The Daughter and The Homeopath
Updated: Jul 14
On Wednesday the 8th of July my mother Chrysanthi passed away, just a couple of months before her 66th birthday.
My mother was the kindest, sweetest soul. She was just like a little bird. She loved children, all children, pure and innocent like herself and she loved dancing and singing. Since her diagnosis with Parkinson's disease 4 years ago, I devoted myself into helping her with homeopathy to heal from within. It became my mission.
I knew the conventional treatment she was on would not cure or resolve anything and I knew that healing lied within her. We had to tap into that.
Since day one of her diagnosis, I booked an appointment with a homeopath in Greece for her to have a consultation, then I decided to start treating her myself, but that was way too hard for me, as I was too emotionally involved to be able to be completely unbiased. Shortly after, I decided that I would ask a dear friend and an excellent homeopath Katja Behrens to take on her case. Katja tried for 2 years. Month in, month out, we would have a consultation and another follow up. There was so much potential through homeopathy and yet we experienced so much disappointment every time the treatment wouldn't work, as my mum was not responding to it. Katja was lovingly supporting me through this process as well. After a while, she suggested that I consulted someone else to get a second opinion, so I turned into my dear friend and inspired teacher Geoff Johnson. Geoff tried yet for another 2 years, we were having long discussions on Skype trying to see what we have missed, discussing the case together, again and again as my input as a translator and a daughter was very essential. We were both trying so hard to make this work.
I would get so excited when Geoff would come up with another brilliant idea, another treatment plan, another remedy, which would be followed by yet another disappointment in the next month's follow up. We discussed the idea of the incurable case, but for some reason I didn't want to give up. I knew that homeopathy had the answers, there was nothing else that could help her. For that I was convinced. Mum would progressively get worse and worse and I would still not let go. Another remedy to study, another search through the big books, another remedy to order from the pharmacy, another seminar to attend trying to find the answers, trying to understand what I have missed. I must have missed something, I can't let go.
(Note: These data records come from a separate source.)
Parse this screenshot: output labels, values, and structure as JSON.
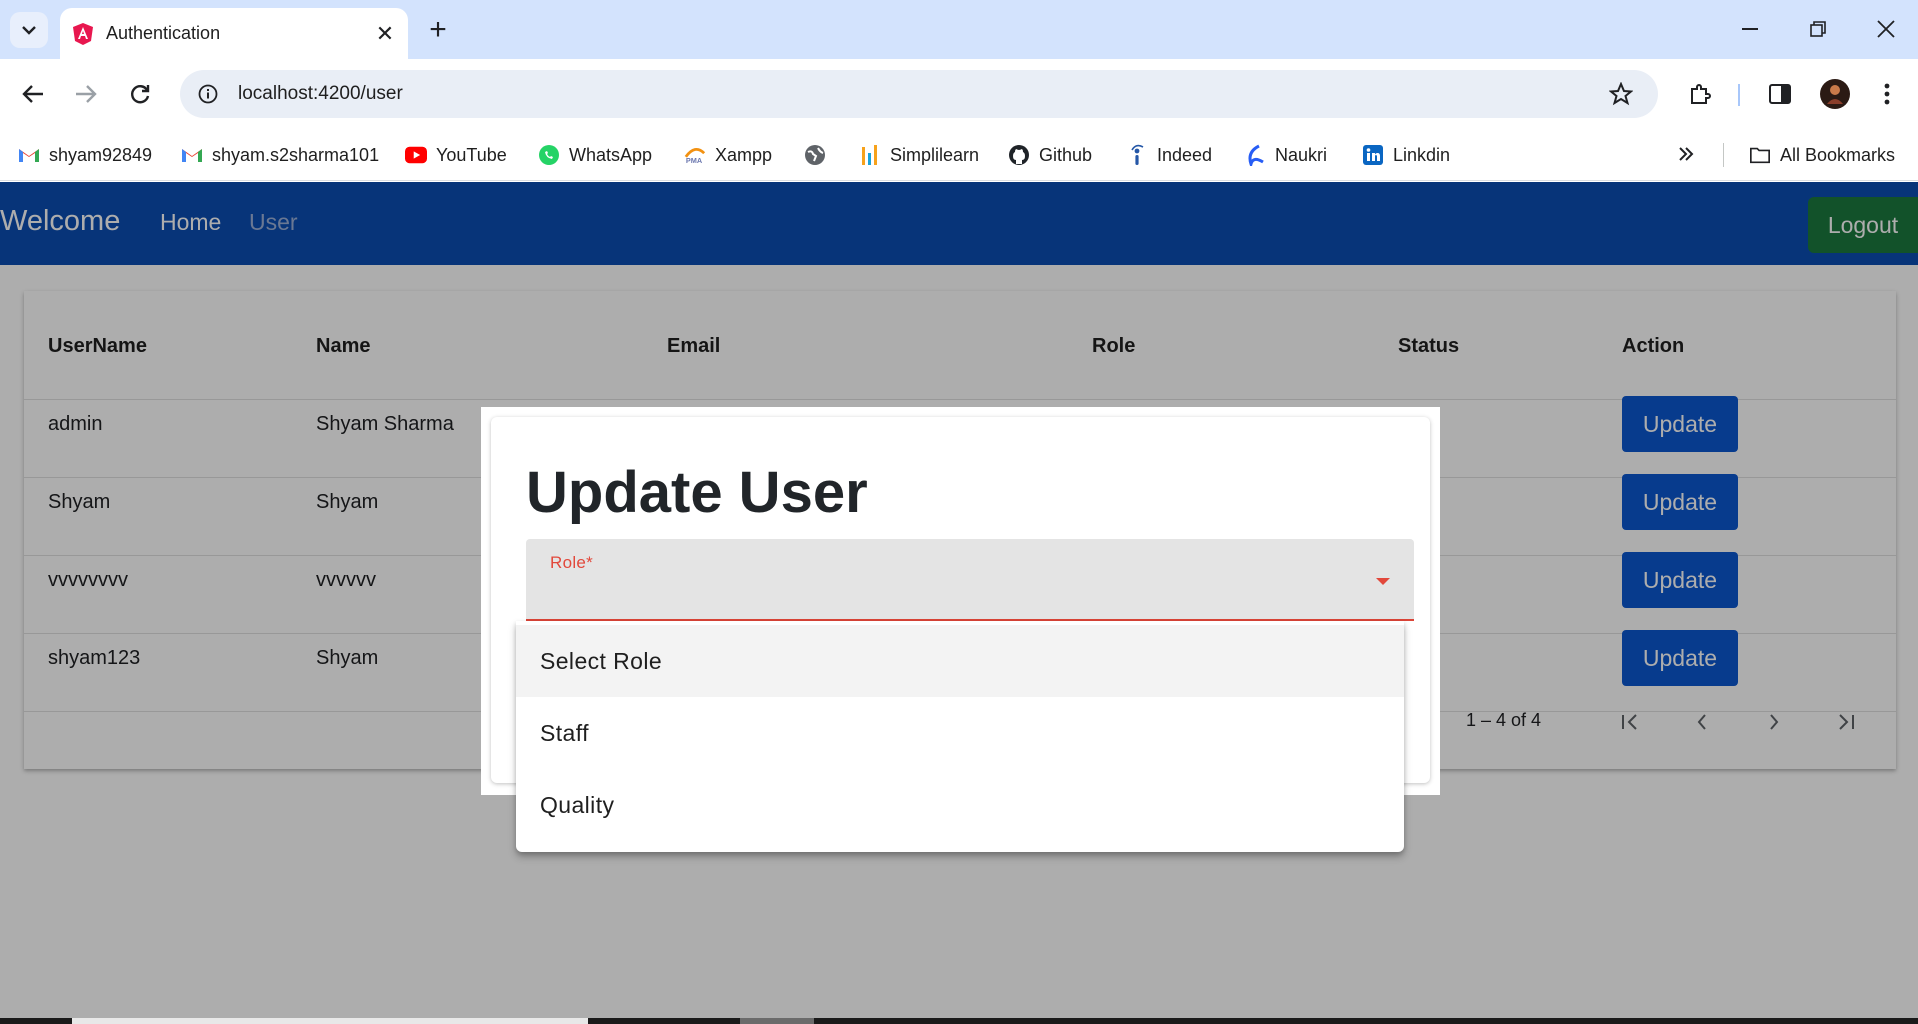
{
  "browser": {
    "tab_title": "Authentication",
    "url": "localhost:4200/user",
    "bookmarks": [
      {
        "label": "shyam92849",
        "icon": "gmail-icon"
      },
      {
        "label": "shyam.s2sharma101",
        "icon": "gmail-icon"
      },
      {
        "label": "YouTube",
        "icon": "youtube-icon"
      },
      {
        "label": "WhatsApp",
        "icon": "whatsapp-icon"
      },
      {
        "label": "Xampp",
        "icon": "phpmyadmin-icon"
      },
      {
        "label": "",
        "icon": "globe-icon"
      },
      {
        "label": "Simplilearn",
        "icon": "simplilearn-icon"
      },
      {
        "label": "Github",
        "icon": "github-icon"
      },
      {
        "label": "Indeed",
        "icon": "indeed-icon"
      },
      {
        "label": "Naukri",
        "icon": "naukri-icon"
      },
      {
        "label": "Linkdin",
        "icon": "linkedin-icon"
      }
    ],
    "all_bookmarks": "All Bookmarks"
  },
  "app": {
    "brand": "Welcome",
    "nav": {
      "home": "Home",
      "user": "User"
    },
    "logout": "Logout"
  },
  "table": {
    "headers": [
      "UserName",
      "Name",
      "Email",
      "Role",
      "Status",
      "Action"
    ],
    "rows": [
      {
        "username": "admin",
        "name": "Shyam Sharma",
        "action": "Update"
      },
      {
        "username": "Shyam",
        "name": "Shyam",
        "action": "Update"
      },
      {
        "username": "vvvvvvvv",
        "name": "vvvvvv",
        "action": "Update"
      },
      {
        "username": "shyam123",
        "name": "Shyam",
        "action": "Update"
      }
    ],
    "pager": "1 – 4 of 4"
  },
  "dialog": {
    "title": "Update User",
    "role_label": "Role*",
    "options": [
      "Select Role",
      "Staff",
      "Quality"
    ]
  },
  "colors": {
    "navbar": "#0b4db3",
    "logout": "#1b7a3f",
    "update_button": "#0b57d0",
    "error": "#e2483b"
  }
}
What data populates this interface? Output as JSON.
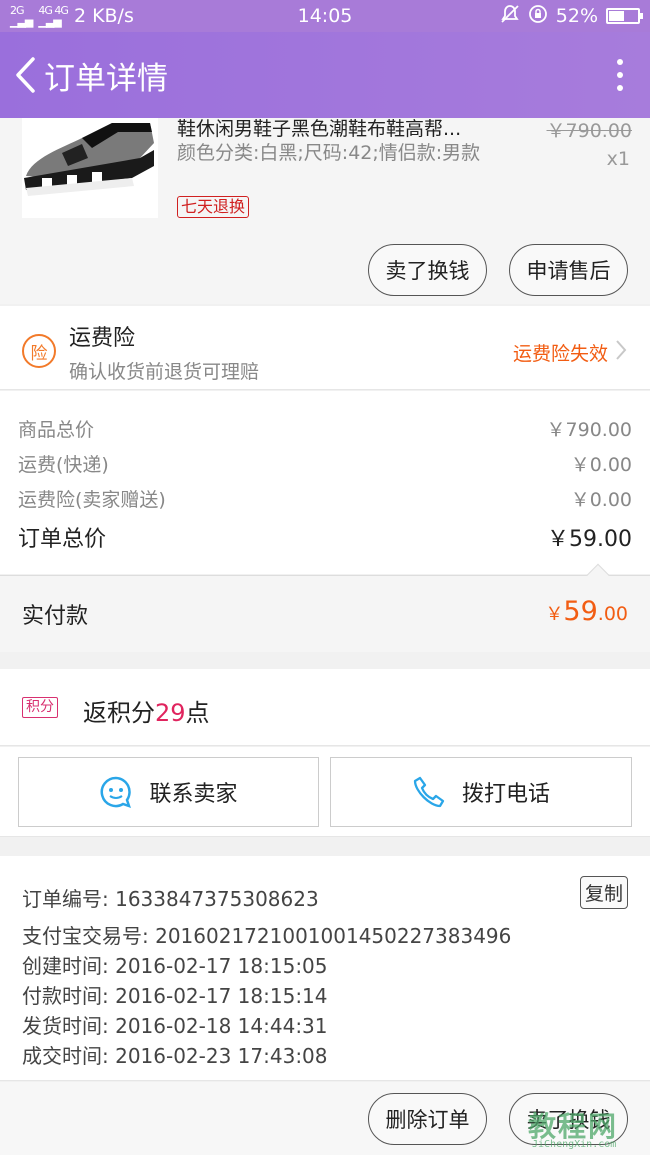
{
  "status_bar": {
    "network": "2 KB/s",
    "time": "14:05",
    "battery_percent": "52%",
    "battery_level": 0.52
  },
  "nav": {
    "title": "订单详情"
  },
  "product": {
    "name": "鞋休闲男鞋子黑色潮鞋布鞋高帮...",
    "spec": "颜色分类:白黑;尺码:42;情侣款:男款",
    "tag": "七天退换",
    "original_price": "￥790.00",
    "quantity": "x1"
  },
  "product_actions": {
    "sell_label": "卖了换钱",
    "after_sale_label": "申请售后"
  },
  "insurance": {
    "badge": "险",
    "title": "运费险",
    "subtitle": "确认收货前退货可理赔",
    "status": "运费险失效"
  },
  "summary": {
    "rows": [
      {
        "label": "商品总价",
        "value": "￥790.00"
      },
      {
        "label": "运费(快递)",
        "value": "￥0.00"
      },
      {
        "label": "运费险(卖家赠送)",
        "value": "￥0.00"
      }
    ],
    "total_label": "订单总价",
    "total_value": "￥59.00"
  },
  "paid": {
    "label": "实付款",
    "symbol": "￥",
    "integer": "59",
    "decimal": ".00"
  },
  "points": {
    "badge": "积分",
    "prefix": "返积分",
    "number": "29",
    "suffix": "点"
  },
  "contact": {
    "seller_label": "联系卖家",
    "call_label": "拨打电话"
  },
  "order_info": {
    "order_no": "订单编号: 1633847375308623",
    "alipay_no": "支付宝交易号: 2016021721001001450227383496",
    "created": "创建时间: 2016-02-17 18:15:05",
    "paid": "付款时间: 2016-02-17 18:15:14",
    "shipped": "发货时间: 2016-02-18 14:44:31",
    "completed": "成交时间: 2016-02-23 17:43:08",
    "copy_label": "复制"
  },
  "bottom_actions": {
    "delete_label": "删除订单",
    "sell_label": "卖了换钱"
  },
  "watermark": {
    "text": "教程网",
    "url": "JiChengXin.com"
  },
  "colors": {
    "brand": "#a77cdc",
    "accent_orange": "#f25d13",
    "points_pink": "#e0245e",
    "tag_red": "#d02020",
    "icon_blue": "#2aa6e8"
  }
}
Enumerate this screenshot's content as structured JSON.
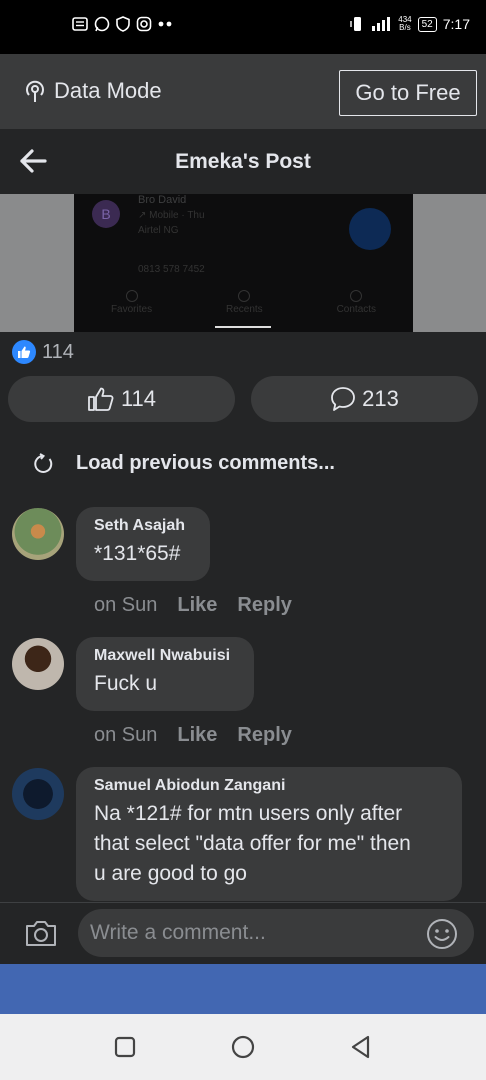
{
  "status_bar": {
    "network_speed_value": "434",
    "network_speed_unit": "B/s",
    "battery": "52",
    "time": "7:17",
    "icons": [
      "notification-icon",
      "whatsapp-icon",
      "shield-icon",
      "instagram-icon",
      "more-dots-icon",
      "vibrate-icon",
      "signal-icon"
    ]
  },
  "data_mode": {
    "label": "Data Mode",
    "switch_button": "Go to Free"
  },
  "header": {
    "title": "Emeka's Post"
  },
  "post_image": {
    "avatar_letter": "B",
    "contact_name": "Bro David",
    "contact_sub": "↗ Mobile · Thu",
    "contact_carrier": "Airtel NG",
    "number": "0813 578 7452",
    "tabs": [
      "Favorites",
      "Recents",
      "Contacts"
    ]
  },
  "reactions": {
    "count": "114"
  },
  "actions": {
    "like_count": "114",
    "comment_count": "213"
  },
  "load_previous": "Load previous comments...",
  "comments": [
    {
      "author": "Seth Asajah",
      "text": "*131*65#",
      "time": "on Sun",
      "like": "Like",
      "reply": "Reply"
    },
    {
      "author": "Maxwell Nwabuisi",
      "text": "Fuck u",
      "time": "on Sun",
      "like": "Like",
      "reply": "Reply"
    },
    {
      "author": "Samuel Abiodun Zangani",
      "text_lines": [
        "Na *121# for mtn users only after",
        "that select \"data offer for me\" then",
        "u are good to go"
      ]
    }
  ],
  "composer": {
    "placeholder": "Write a comment..."
  },
  "colors": {
    "background": "#242526",
    "surface": "#3a3b3c",
    "text": "#e4e6eb",
    "muted": "#8a8d91",
    "accent_blue": "#2d88ff",
    "fb_blue": "#4267b2"
  }
}
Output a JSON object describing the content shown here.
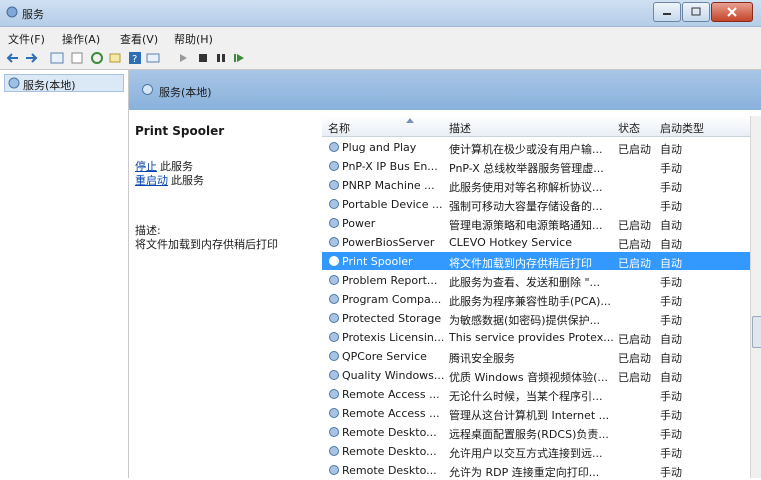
{
  "window": {
    "title": "服务"
  },
  "menu": [
    "文件(F)",
    "操作(A)",
    "查看(V)",
    "帮助(H)"
  ],
  "tree": {
    "item": "服务(本地)"
  },
  "header": {
    "label": "服务(本地)"
  },
  "desc": {
    "title": "Print Spooler",
    "stop_link": "停止",
    "stop_rest": "此服务",
    "restart_link": "重启动",
    "restart_rest": "此服务",
    "desc_label": "描述:",
    "desc_text": "将文件加载到内存供稍后打印"
  },
  "columns": {
    "name": "名称",
    "desc": "描述",
    "status": "状态",
    "startup": "启动类型"
  },
  "rows": [
    {
      "name": "Plug and Play",
      "desc": "使计算机在极少或没有用户输...",
      "status": "已启动",
      "startup": "自动"
    },
    {
      "name": "PnP-X IP Bus En...",
      "desc": "PnP-X 总线枚举器服务管理虚...",
      "status": "",
      "startup": "手动"
    },
    {
      "name": "PNRP Machine ...",
      "desc": "此服务使用对等名称解析协议...",
      "status": "",
      "startup": "手动"
    },
    {
      "name": "Portable Device ...",
      "desc": "强制可移动大容量存储设备的...",
      "status": "",
      "startup": "手动"
    },
    {
      "name": "Power",
      "desc": "管理电源策略和电源策略通知...",
      "status": "已启动",
      "startup": "自动"
    },
    {
      "name": "PowerBiosServer",
      "desc": "CLEVO Hotkey Service",
      "status": "已启动",
      "startup": "自动"
    },
    {
      "name": "Print Spooler",
      "desc": "将文件加载到内存供稍后打印",
      "status": "已启动",
      "startup": "自动",
      "selected": true
    },
    {
      "name": "Problem Report...",
      "desc": "此服务为查看、发送和删除 \"...",
      "status": "",
      "startup": "手动"
    },
    {
      "name": "Program Compa...",
      "desc": "此服务为程序兼容性助手(PCA)...",
      "status": "",
      "startup": "手动"
    },
    {
      "name": "Protected Storage",
      "desc": "为敏感数据(如密码)提供保护...",
      "status": "",
      "startup": "手动"
    },
    {
      "name": "Protexis Licensin...",
      "desc": "This service provides Protex...",
      "status": "已启动",
      "startup": "自动"
    },
    {
      "name": "QPCore Service",
      "desc": "腾讯安全服务",
      "status": "已启动",
      "startup": "自动"
    },
    {
      "name": "Quality Windows...",
      "desc": "优质 Windows 音频视频体验(...",
      "status": "已启动",
      "startup": "自动"
    },
    {
      "name": "Remote Access ...",
      "desc": "无论什么时候，当某个程序引...",
      "status": "",
      "startup": "手动"
    },
    {
      "name": "Remote Access ...",
      "desc": "管理从这台计算机到 Internet ...",
      "status": "",
      "startup": "手动"
    },
    {
      "name": "Remote Deskto...",
      "desc": "远程桌面配置服务(RDCS)负责...",
      "status": "",
      "startup": "手动"
    },
    {
      "name": "Remote Deskto...",
      "desc": "允许用户以交互方式连接到远...",
      "status": "",
      "startup": "手动"
    },
    {
      "name": "Remote Deskto...",
      "desc": "允许为 RDP 连接重定向打印...",
      "status": "",
      "startup": "手动"
    }
  ],
  "colors": {
    "selection": "#3399ff",
    "header": "#88b1dc",
    "link": "#0645ad"
  },
  "icons": [
    "gear-icon",
    "back-arrow-icon",
    "forward-arrow-icon",
    "play-icon",
    "stop-icon",
    "pause-icon",
    "resume-icon",
    "help-icon"
  ]
}
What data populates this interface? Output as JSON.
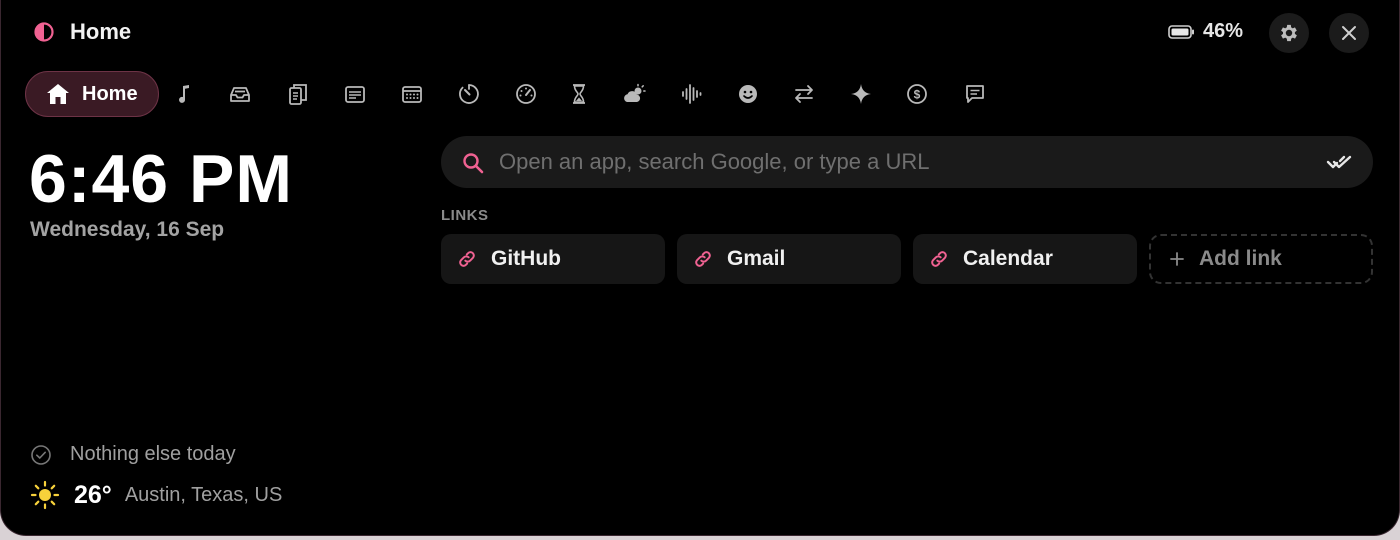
{
  "header": {
    "title": "Home",
    "battery_percent": "46%",
    "settings_icon": "gear-icon",
    "close_icon": "close-icon"
  },
  "tabs": {
    "active_label": "Home",
    "icons": [
      "music-note-icon",
      "inbox-tray-icon",
      "clipboard-icon",
      "notes-icon",
      "calendar-icon",
      "timer-icon",
      "speedometer-icon",
      "hourglass-icon",
      "weather-icon",
      "audio-waveform-icon",
      "emoji-icon",
      "convert-arrows-icon",
      "sparkle-icon",
      "currency-icon",
      "chat-icon"
    ]
  },
  "clock": {
    "time": "6:46 PM",
    "date": "Wednesday, 16 Sep"
  },
  "search": {
    "placeholder": "Open an app, search Google, or type a URL"
  },
  "links": {
    "heading": "LINKS",
    "items": [
      {
        "label": "GitHub"
      },
      {
        "label": "Gmail"
      },
      {
        "label": "Calendar"
      }
    ],
    "add_label": "Add link"
  },
  "agenda": {
    "text": "Nothing else today"
  },
  "weather": {
    "temperature": "26°",
    "location": "Austin, Texas, US"
  },
  "colors": {
    "accent": "#f06292",
    "active_tab_bg": "#3a1a24",
    "background": "#000000"
  }
}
A few weeks back I booked another appointment with Dinesh Chauhan from India, another brilliant and inspired homeopath. It would be my last attempt to help heal my crumbling mother. Dinesh was caring and gentle to her, my mum could barely say a few words anymore. She wanted to be around the children and she wanted to dance and sing again. Those were the only few words she used. She wanted to see her friends in the monastery, the ones with the pure heart; like her's.
She was prescribed another remedy. I said to myself that I am going to let go now. This would be the last time. A few days later, after having her physiotherapy session, I spoke to her through a video call for the last time before she started departing from this realm. She mumbled my name. In the morning, when I called to speak to her, she was gone.
A few days before my mother died I attended an inspired seminar by Annette Sneevliet, where she talked about her struggles with difficult cases. She said that it is not our job to make it all work, there are some things that we cannot control and we have to accept and let go. It is the patient's choice and it is them who decide when and how they want and need to be healed and how everyone chooses their own path in health and life. We are just there, witnessing their pain and their healing, always doing our best as homeopaths and as human beings, to guide them through their path. I felt really emotional hearing her talk about this, as I realised that for the last 4 years, healing my mother had become my mission and it had overwhelmed me. I silently wept at the other side of my screen and felt peace within. I had to let go. 3 days later my mother passed away.
Treating my mother as a homeopath and as a daughter, was probably one of the hardest things I had to do. It was a heart wrenching experience. I don't regret a single moment of it though. It gave me so much wisdom and so much insight, I faced my ego and it was crashed, I faced my failures, my anguish, and my pain. I tried to push it away, tried to make it go, because it was too hard and gut wrenching, but I managed to stay with it and acknowledge it. I went through times where I was desperate, I became angry at homeopathy and even envious at my lovely patients, who were getting better after my treatments. I would watch myself feel the despair. I found myself getting irritated when I would watch a seminar and a teacher would present an impossible case, cured with homeopathy. I was angry. I could help so many people but could not help my own mother. Then I let go. And then she let go.
My mother taught me to fight when I need to and then let go when I have to. It was a great lesson and I thank her for that. She taught me to be compassionate, caring and charitable and stand by the less fortunate and the weak, to always try my best to help them with all means I got. I chose homeopathy for that and I feel blessed that I have.
I don't know if I will ever write big, important books about homeopathy, or if I will be able to inspire others with my work like my brilliant teachers do, but I know that I will not give up on the sick and hopefully will have the wisdom to let go when I need to.
During her funeral yesterday, two baby swallows came into the church on the central dome and were happily chirping above her. She was there with us, happy, light and free. Her crumbling body has gone back into the soil but her bright spirit has been released into the light for ever. She is light and free as a baby bird. Fly away little swallow, you have been at last released forever.